“This is similar to humans,” says Cui. “The longer you spend learning something or the stronger the emotional stimuli, the longer it takes to forget it.”
The team showed that the memory established in the hydrogel is stable against temperature fluctuation and large physical stretching. More interestingly, the forgetting processes can be programmed by tuning the thermal learning time or temperature. For example, when they applied different learning times to each letter of “GEL,” the letters disappeared sequentially.
The team used a hydrogel containing materials called polyampholytes or PA gels. The memorizing-forgetting behavior is achieved based on fast water uptake and slow water release, which is enabled by dynamic bonds in the hydrogels. “This approach should work for a variety of hydrogels with physical bonds,” says Gong.

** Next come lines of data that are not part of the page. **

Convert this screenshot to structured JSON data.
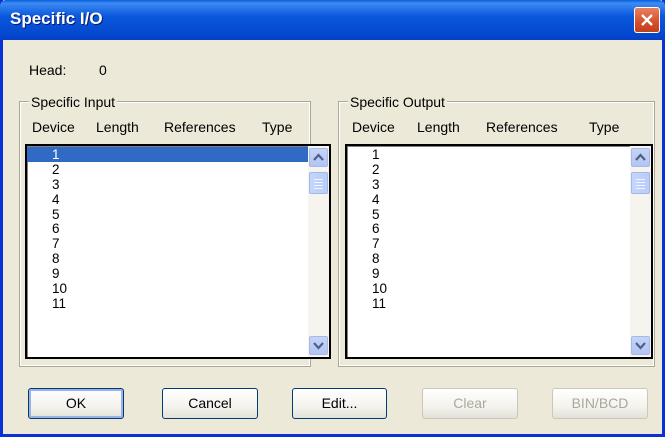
{
  "window": {
    "title": "Specific I/O"
  },
  "head": {
    "label": "Head:",
    "value": "0"
  },
  "input": {
    "group_title": "Specific Input",
    "columns": [
      "Device",
      "Length",
      "References",
      "Type"
    ],
    "rows": [
      "1",
      "2",
      "3",
      "4",
      "5",
      "6",
      "7",
      "8",
      "9",
      "10",
      "11"
    ],
    "selected": "1"
  },
  "output": {
    "group_title": "Specific Output",
    "columns": [
      "Device",
      "Length",
      "References",
      "Type"
    ],
    "rows": [
      "1",
      "2",
      "3",
      "4",
      "5",
      "6",
      "7",
      "8",
      "9",
      "10",
      "11"
    ]
  },
  "buttons": {
    "ok": "OK",
    "cancel": "Cancel",
    "edit": "Edit...",
    "clear": "Clear",
    "binbcd": "BIN/BCD"
  },
  "colors": {
    "titlebar": "#0a58dc",
    "selection": "#316ac5",
    "close": "#d4502a",
    "face": "#ece9d8"
  },
  "icons": [
    "close-icon",
    "scroll-up-icon",
    "scroll-down-icon"
  ]
}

“The hydrogel’s brain-like memory system could be explored for some applications, such as disappearing messages for security,” Cui added.